**TASK TO CARRY OUT**
Say how many lines of the listing below hold the string "Example", and say nothing else.

** SOURCE MATERIAL follows **

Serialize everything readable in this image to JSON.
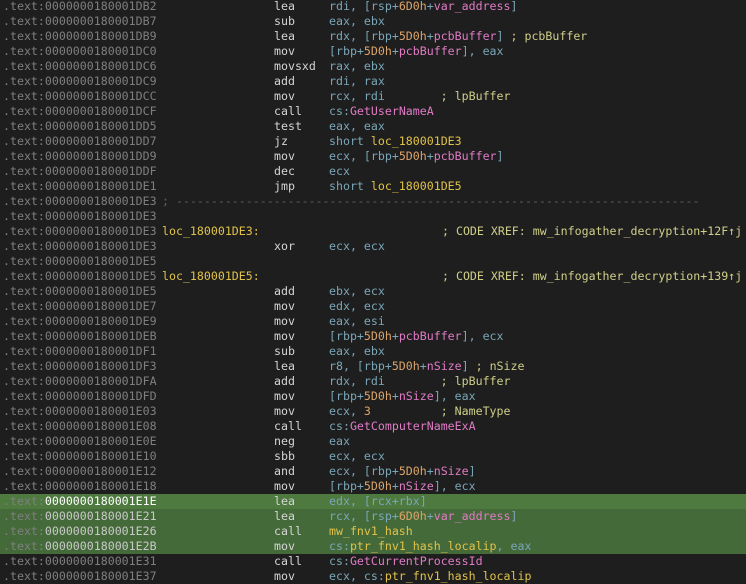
{
  "segment": ".text",
  "lines": [
    {
      "addr": "0000000180001DB2",
      "mnem": "lea",
      "ops": [
        {
          "t": "rdi, [rsp+",
          "c": "reg"
        },
        {
          "t": "6D0h",
          "c": "num"
        },
        {
          "t": "+",
          "c": "reg"
        },
        {
          "t": "var_address",
          "c": "sym"
        },
        {
          "t": "]",
          "c": "reg"
        }
      ]
    },
    {
      "addr": "0000000180001DB7",
      "mnem": "sub",
      "ops": [
        {
          "t": "eax, ebx",
          "c": "reg"
        }
      ]
    },
    {
      "addr": "0000000180001DB9",
      "mnem": "lea",
      "ops": [
        {
          "t": "rdx, [rbp+",
          "c": "reg"
        },
        {
          "t": "5D0h",
          "c": "num"
        },
        {
          "t": "+",
          "c": "reg"
        },
        {
          "t": "pcbBuffer",
          "c": "sym"
        },
        {
          "t": "]",
          "c": "reg"
        },
        {
          "t": " ; pcbBuffer",
          "c": "cmt"
        }
      ]
    },
    {
      "addr": "0000000180001DC0",
      "mnem": "mov",
      "ops": [
        {
          "t": "[rbp+",
          "c": "reg"
        },
        {
          "t": "5D0h",
          "c": "num"
        },
        {
          "t": "+",
          "c": "reg"
        },
        {
          "t": "pcbBuffer",
          "c": "sym"
        },
        {
          "t": "], eax",
          "c": "reg"
        }
      ]
    },
    {
      "addr": "0000000180001DC6",
      "mnem": "movsxd",
      "ops": [
        {
          "t": "rax, ebx",
          "c": "reg"
        }
      ]
    },
    {
      "addr": "0000000180001DC9",
      "mnem": "add",
      "ops": [
        {
          "t": "rdi, rax",
          "c": "reg"
        }
      ]
    },
    {
      "addr": "0000000180001DCC",
      "mnem": "mov",
      "ops": [
        {
          "t": "rcx, rdi",
          "c": "reg"
        },
        {
          "t": "        ; lpBuffer",
          "c": "cmt"
        }
      ]
    },
    {
      "addr": "0000000180001DCF",
      "mnem": "call",
      "ops": [
        {
          "t": "cs:",
          "c": "reg"
        },
        {
          "t": "GetUserNameA",
          "c": "api"
        }
      ]
    },
    {
      "addr": "0000000180001DD5",
      "mnem": "test",
      "ops": [
        {
          "t": "eax, eax",
          "c": "reg"
        }
      ]
    },
    {
      "addr": "0000000180001DD7",
      "mnem": "jz",
      "ops": [
        {
          "t": "short ",
          "c": "reg"
        },
        {
          "t": "loc_180001DE3",
          "c": "lbl"
        }
      ]
    },
    {
      "addr": "0000000180001DD9",
      "mnem": "mov",
      "ops": [
        {
          "t": "ecx, [rbp+",
          "c": "reg"
        },
        {
          "t": "5D0h",
          "c": "num"
        },
        {
          "t": "+",
          "c": "reg"
        },
        {
          "t": "pcbBuffer",
          "c": "sym"
        },
        {
          "t": "]",
          "c": "reg"
        }
      ]
    },
    {
      "addr": "0000000180001DDF",
      "mnem": "dec",
      "ops": [
        {
          "t": "ecx",
          "c": "reg"
        }
      ]
    },
    {
      "addr": "0000000180001DE1",
      "mnem": "jmp",
      "ops": [
        {
          "t": "short ",
          "c": "reg"
        },
        {
          "t": "loc_180001DE5",
          "c": "lbl"
        }
      ]
    },
    {
      "addr": "0000000180001DE3",
      "sep": "; ---------------------------------------------------------------------------"
    },
    {
      "addr": "0000000180001DE3"
    },
    {
      "addr": "0000000180001DE3",
      "label": "loc_180001DE3:",
      "xref": "; CODE XREF: mw_infogather_decryption+12F↑j"
    },
    {
      "addr": "0000000180001DE3",
      "mnem": "xor",
      "ops": [
        {
          "t": "ecx, ecx",
          "c": "reg"
        }
      ]
    },
    {
      "addr": "0000000180001DE5"
    },
    {
      "addr": "0000000180001DE5",
      "label": "loc_180001DE5:",
      "xref": "; CODE XREF: mw_infogather_decryption+139↑j"
    },
    {
      "addr": "0000000180001DE5",
      "mnem": "add",
      "ops": [
        {
          "t": "ebx, ecx",
          "c": "reg"
        }
      ]
    },
    {
      "addr": "0000000180001DE7",
      "mnem": "mov",
      "ops": [
        {
          "t": "edx, ecx",
          "c": "reg"
        }
      ]
    },
    {
      "addr": "0000000180001DE9",
      "mnem": "mov",
      "ops": [
        {
          "t": "eax, esi",
          "c": "reg"
        }
      ]
    },
    {
      "addr": "0000000180001DEB",
      "mnem": "mov",
      "ops": [
        {
          "t": "[rbp+",
          "c": "reg"
        },
        {
          "t": "5D0h",
          "c": "num"
        },
        {
          "t": "+",
          "c": "reg"
        },
        {
          "t": "pcbBuffer",
          "c": "sym"
        },
        {
          "t": "], ecx",
          "c": "reg"
        }
      ]
    },
    {
      "addr": "0000000180001DF1",
      "mnem": "sub",
      "ops": [
        {
          "t": "eax, ebx",
          "c": "reg"
        }
      ]
    },
    {
      "addr": "0000000180001DF3",
      "mnem": "lea",
      "ops": [
        {
          "t": "r8, [rbp+",
          "c": "reg"
        },
        {
          "t": "5D0h",
          "c": "num"
        },
        {
          "t": "+",
          "c": "reg"
        },
        {
          "t": "nSize",
          "c": "sym"
        },
        {
          "t": "]",
          "c": "reg"
        },
        {
          "t": " ; nSize",
          "c": "cmt"
        }
      ]
    },
    {
      "addr": "0000000180001DFA",
      "mnem": "add",
      "ops": [
        {
          "t": "rdx, rdi",
          "c": "reg"
        },
        {
          "t": "        ; lpBuffer",
          "c": "cmt"
        }
      ]
    },
    {
      "addr": "0000000180001DFD",
      "mnem": "mov",
      "ops": [
        {
          "t": "[rbp+",
          "c": "reg"
        },
        {
          "t": "5D0h",
          "c": "num"
        },
        {
          "t": "+",
          "c": "reg"
        },
        {
          "t": "nSize",
          "c": "sym"
        },
        {
          "t": "], eax",
          "c": "reg"
        }
      ]
    },
    {
      "addr": "0000000180001E03",
      "mnem": "mov",
      "ops": [
        {
          "t": "ecx, ",
          "c": "reg"
        },
        {
          "t": "3",
          "c": "num"
        },
        {
          "t": "          ; NameType",
          "c": "cmt"
        }
      ]
    },
    {
      "addr": "0000000180001E08",
      "mnem": "call",
      "ops": [
        {
          "t": "cs:",
          "c": "reg"
        },
        {
          "t": "GetComputerNameExA",
          "c": "api"
        }
      ]
    },
    {
      "addr": "0000000180001E0E",
      "mnem": "neg",
      "ops": [
        {
          "t": "eax",
          "c": "reg"
        }
      ]
    },
    {
      "addr": "0000000180001E10",
      "mnem": "sbb",
      "ops": [
        {
          "t": "ecx, ecx",
          "c": "reg"
        }
      ]
    },
    {
      "addr": "0000000180001E12",
      "mnem": "and",
      "ops": [
        {
          "t": "ecx, [rbp+",
          "c": "reg"
        },
        {
          "t": "5D0h",
          "c": "num"
        },
        {
          "t": "+",
          "c": "reg"
        },
        {
          "t": "nSize",
          "c": "sym"
        },
        {
          "t": "]",
          "c": "reg"
        }
      ]
    },
    {
      "addr": "0000000180001E18",
      "mnem": "mov",
      "ops": [
        {
          "t": "[rbp+",
          "c": "reg"
        },
        {
          "t": "5D0h",
          "c": "num"
        },
        {
          "t": "+",
          "c": "reg"
        },
        {
          "t": "nSize",
          "c": "sym"
        },
        {
          "t": "], ecx",
          "c": "reg"
        }
      ]
    },
    {
      "addr": "0000000180001E1E",
      "mnem": "lea",
      "hl": "primary",
      "ops": [
        {
          "t": "edx, [rcx+rbx]",
          "c": "reg"
        }
      ]
    },
    {
      "addr": "0000000180001E21",
      "mnem": "lea",
      "hl": "yes",
      "ops": [
        {
          "t": "rcx, [rsp+",
          "c": "reg"
        },
        {
          "t": "6D0h",
          "c": "num"
        },
        {
          "t": "+",
          "c": "reg"
        },
        {
          "t": "var_address",
          "c": "sym"
        },
        {
          "t": "]",
          "c": "reg"
        }
      ]
    },
    {
      "addr": "0000000180001E26",
      "mnem": "call",
      "hl": "yes",
      "ops": [
        {
          "t": "mw_fnv1_hash",
          "c": "lbl"
        }
      ]
    },
    {
      "addr": "0000000180001E2B",
      "mnem": "mov",
      "hl": "yes",
      "ops": [
        {
          "t": "cs:",
          "c": "reg"
        },
        {
          "t": "ptr_fnv1_hash_localip",
          "c": "lbl"
        },
        {
          "t": ", eax",
          "c": "reg"
        }
      ]
    },
    {
      "addr": "0000000180001E31",
      "mnem": "call",
      "ops": [
        {
          "t": "cs:",
          "c": "reg"
        },
        {
          "t": "GetCurrentProcessId",
          "c": "api"
        }
      ]
    },
    {
      "addr": "0000000180001E37",
      "mnem": "mov",
      "ops": [
        {
          "t": "ecx, cs:",
          "c": "reg"
        },
        {
          "t": "ptr_fnv1_hash_localip",
          "c": "lbl"
        }
      ]
    }
  ]
}
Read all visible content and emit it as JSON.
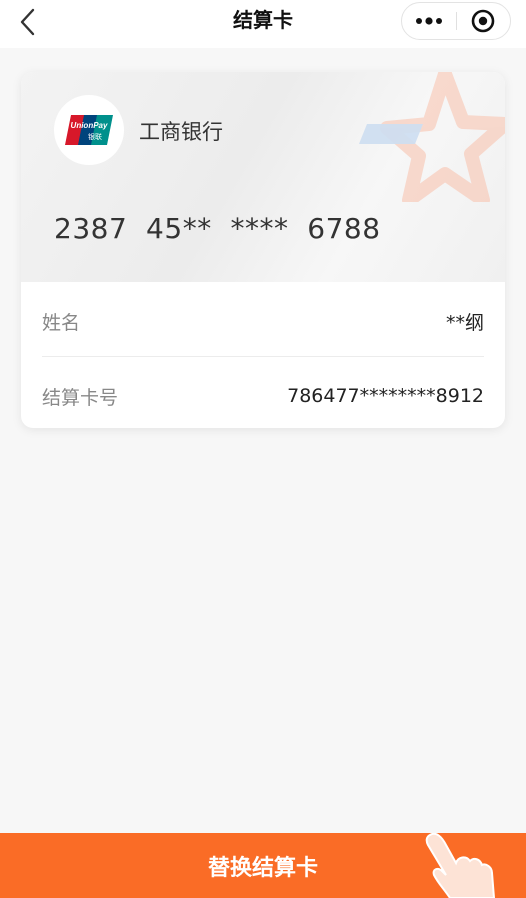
{
  "nav": {
    "title": "结算卡"
  },
  "card": {
    "brand_logo_text": "UnionPay",
    "brand_logo_sub": "银联",
    "bank_name": "工商银行",
    "card_number": "2387  45**  ****  6788"
  },
  "info": {
    "rows": [
      {
        "label": "姓名",
        "value": "**纲"
      },
      {
        "label": "结算卡号",
        "value": "786477********8912"
      }
    ]
  },
  "footer": {
    "button_label": "替换结算卡"
  },
  "colors": {
    "accent": "#fa6c26"
  }
}
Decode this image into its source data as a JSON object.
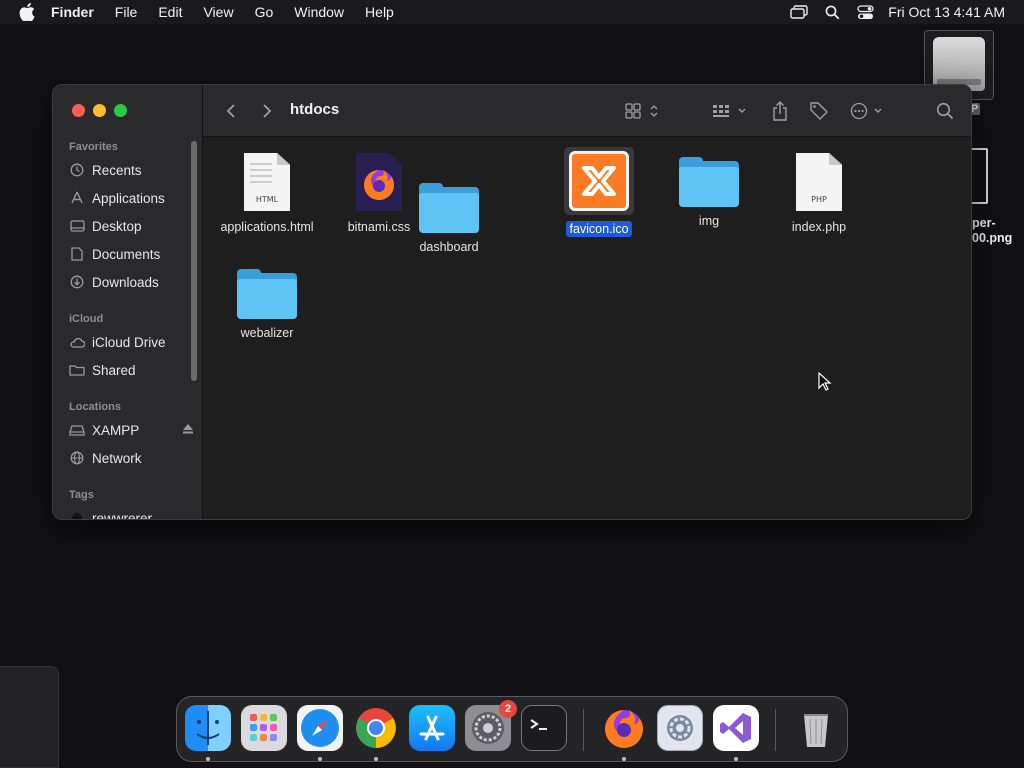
{
  "menubar": {
    "app_name": "Finder",
    "menus": [
      "File",
      "Edit",
      "View",
      "Go",
      "Window",
      "Help"
    ],
    "clock": "Fri Oct 13  4:41 AM"
  },
  "desktop": {
    "file_label": "per-\n00.png",
    "drive_badge": "P"
  },
  "finder": {
    "title": "htdocs",
    "sidebar": {
      "favorites_heading": "Favorites",
      "favorites": [
        "Recents",
        "Applications",
        "Desktop",
        "Documents",
        "Downloads"
      ],
      "icloud_heading": "iCloud",
      "icloud": [
        "iCloud Drive",
        "Shared"
      ],
      "locations_heading": "Locations",
      "locations": [
        "XAMPP",
        "Network"
      ],
      "tags_heading": "Tags",
      "tags": [
        "rewwrerer"
      ]
    },
    "files": [
      {
        "name": "applications.html",
        "kind": "html-doc",
        "tag": "HTML"
      },
      {
        "name": "bitnami.css",
        "kind": "firefox-doc"
      },
      {
        "name": "dashboard",
        "kind": "folder"
      },
      {
        "name": "favicon.ico",
        "kind": "xampp-icon",
        "selected": true
      },
      {
        "name": "img",
        "kind": "folder"
      },
      {
        "name": "index.php",
        "kind": "php-doc",
        "tag": "PHP"
      },
      {
        "name": "webalizer",
        "kind": "folder"
      }
    ]
  },
  "dock": {
    "apps": [
      "Finder",
      "Launchpad",
      "Safari",
      "Chrome",
      "App Store",
      "System Settings",
      "Terminal",
      "Firefox",
      "Xcode Settings",
      "Visual Studio"
    ],
    "settings_badge": "2",
    "trash": "Trash"
  },
  "colors": {
    "selection": "#1f5bd6",
    "folder": "#5dc4f5",
    "close": "#fe5f57",
    "minimize": "#febc2e",
    "zoom": "#28c840"
  }
}
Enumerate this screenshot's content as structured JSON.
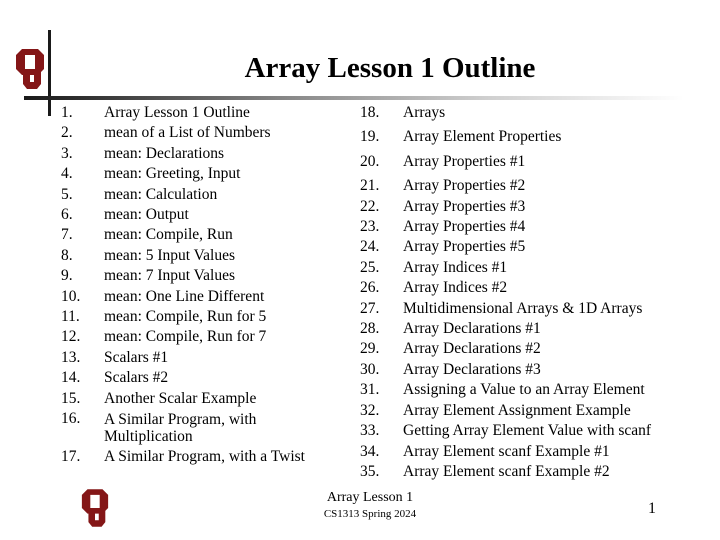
{
  "slide": {
    "title": "Array Lesson 1 Outline",
    "logo": "ou-logo",
    "logo_color": "#841617",
    "left_items": [
      {
        "num": "1.",
        "text": "Array Lesson 1 Outline"
      },
      {
        "num": "2.",
        "text": "mean of a List of Numbers"
      },
      {
        "num": "3.",
        "text": "mean: Declarations"
      },
      {
        "num": "4.",
        "text": "mean: Greeting, Input"
      },
      {
        "num": "5.",
        "text": "mean: Calculation"
      },
      {
        "num": "6.",
        "text": "mean: Output"
      },
      {
        "num": "7.",
        "text": "mean: Compile, Run"
      },
      {
        "num": "8.",
        "text": "mean: 5 Input Values"
      },
      {
        "num": "9.",
        "text": "mean: 7 Input Values"
      },
      {
        "num": "10.",
        "text": "mean: One Line Different"
      },
      {
        "num": "11.",
        "text": "mean: Compile, Run for 5"
      },
      {
        "num": "12.",
        "text": "mean: Compile, Run for 7"
      },
      {
        "num": "13.",
        "text": "Scalars #1"
      },
      {
        "num": "14.",
        "text": "Scalars #2"
      },
      {
        "num": "15.",
        "text": "Another Scalar Example"
      },
      {
        "num": "16.",
        "text": "A Similar Program, with Multiplication"
      },
      {
        "num": "17.",
        "text": "A Similar Program, with a Twist"
      }
    ],
    "right_items": [
      {
        "num": "18.",
        "text": "Arrays"
      },
      {
        "num": "19.",
        "text": "Array Element Properties"
      },
      {
        "num": "20.",
        "text": "Array Properties #1"
      },
      {
        "num": "21.",
        "text": "Array Properties #2"
      },
      {
        "num": "22.",
        "text": "Array Properties #3"
      },
      {
        "num": "23.",
        "text": "Array Properties #4"
      },
      {
        "num": "24.",
        "text": "Array Properties #5"
      },
      {
        "num": "25.",
        "text": "Array Indices #1"
      },
      {
        "num": "26.",
        "text": "Array Indices #2"
      },
      {
        "num": "27.",
        "text": "Multidimensional Arrays & 1D Arrays"
      },
      {
        "num": "28.",
        "text": "Array Declarations #1"
      },
      {
        "num": "29.",
        "text": "Array Declarations #2"
      },
      {
        "num": "30.",
        "text": "Array Declarations #3"
      },
      {
        "num": "31.",
        "text": "Assigning a Value to an Array Element"
      },
      {
        "num": "32.",
        "text": "Array Element Assignment Example"
      },
      {
        "num": "33.",
        "text": "Getting Array Element Value with scanf"
      },
      {
        "num": "34.",
        "text": "Array Element scanf Example #1"
      },
      {
        "num": "35.",
        "text": "Array Element scanf Example #2"
      }
    ]
  },
  "footer": {
    "title": "Array Lesson 1",
    "subtitle": "CS1313 Spring 2024",
    "page_number": "1"
  }
}
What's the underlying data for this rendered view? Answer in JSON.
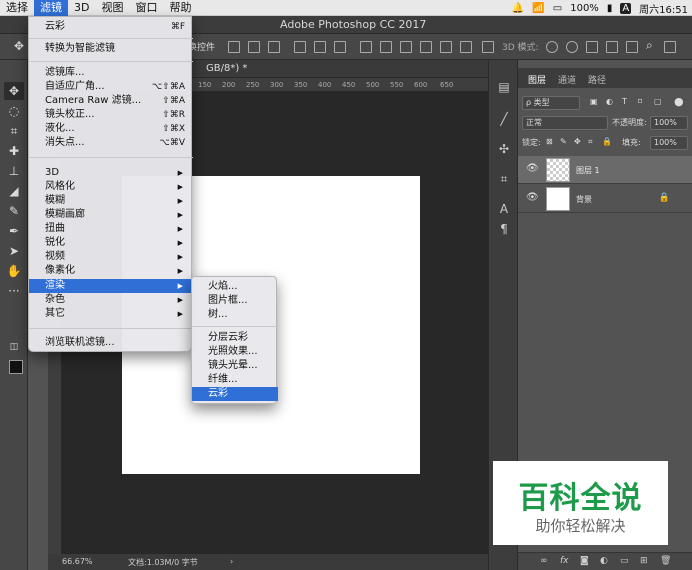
{
  "menubar": {
    "items": [
      "选择",
      "滤镜",
      "3D",
      "视图",
      "窗口",
      "帮助"
    ],
    "battery": "100%",
    "clock": "周六16:51",
    "input_indicator": "A"
  },
  "window": {
    "title": "Adobe Photoshop CC 2017"
  },
  "options_bar": {
    "partial_label": "换控件",
    "mode_label": "3D 模式:"
  },
  "document": {
    "tab_label": "GB/8*) *",
    "ruler_ticks": [
      "150",
      "200",
      "250",
      "300",
      "350",
      "400",
      "450",
      "500",
      "550",
      "600",
      "650"
    ],
    "zoom": "66.67%",
    "doc_info": "文档:1.03M/0 字节"
  },
  "filter_menu": {
    "items": [
      {
        "label": "云彩",
        "shortcut": "⌘F"
      },
      {
        "label": "转换为智能滤镜"
      },
      {
        "label": "滤镜库..."
      },
      {
        "label": "自适应广角...",
        "shortcut": "⌥⇧⌘A"
      },
      {
        "label": "Camera Raw 滤镜...",
        "shortcut": "⇧⌘A"
      },
      {
        "label": "镜头校正...",
        "shortcut": "⇧⌘R"
      },
      {
        "label": "液化...",
        "shortcut": "⇧⌘X"
      },
      {
        "label": "消失点...",
        "shortcut": "⌥⌘V"
      },
      {
        "label": "3D"
      },
      {
        "label": "风格化"
      },
      {
        "label": "模糊"
      },
      {
        "label": "模糊画廊"
      },
      {
        "label": "扭曲"
      },
      {
        "label": "锐化"
      },
      {
        "label": "视频"
      },
      {
        "label": "像素化"
      },
      {
        "label": "渲染"
      },
      {
        "label": "杂色"
      },
      {
        "label": "其它"
      },
      {
        "label": "浏览联机滤镜..."
      }
    ]
  },
  "render_submenu": {
    "items": [
      "火焰...",
      "图片框...",
      "树...",
      "分层云彩",
      "光照效果...",
      "镜头光晕...",
      "纤维...",
      "云彩"
    ]
  },
  "layers_panel": {
    "tabs": [
      "图层",
      "通道",
      "路径"
    ],
    "filter_type": "ρ 类型",
    "blend_mode": "正常",
    "opacity_label": "不透明度:",
    "opacity_value": "100%",
    "lock_label": "锁定:",
    "fill_label": "填充:",
    "fill_value": "100%",
    "layers": [
      {
        "name": "图层 1",
        "selected": true,
        "transparent": true
      },
      {
        "name": "背景",
        "selected": false,
        "transparent": false,
        "locked": true
      }
    ],
    "footer_icons": [
      "link-icon",
      "fx-icon",
      "mask-icon",
      "adjustment-icon",
      "group-icon",
      "new-layer-icon",
      "trash-icon"
    ]
  },
  "watermark": {
    "title": "百科全说",
    "subtitle": "助你轻松解决"
  },
  "colors": {
    "accent": "#2f6fd6",
    "watermark_green": "#1e9b4a"
  }
}
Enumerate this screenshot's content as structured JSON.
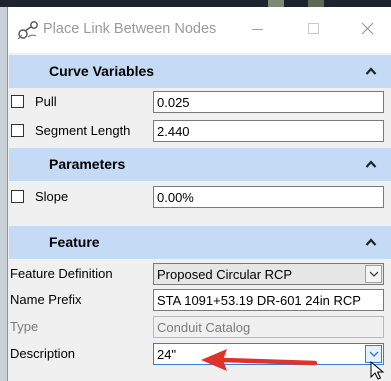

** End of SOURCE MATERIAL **

**WRITTEN REPLY**
4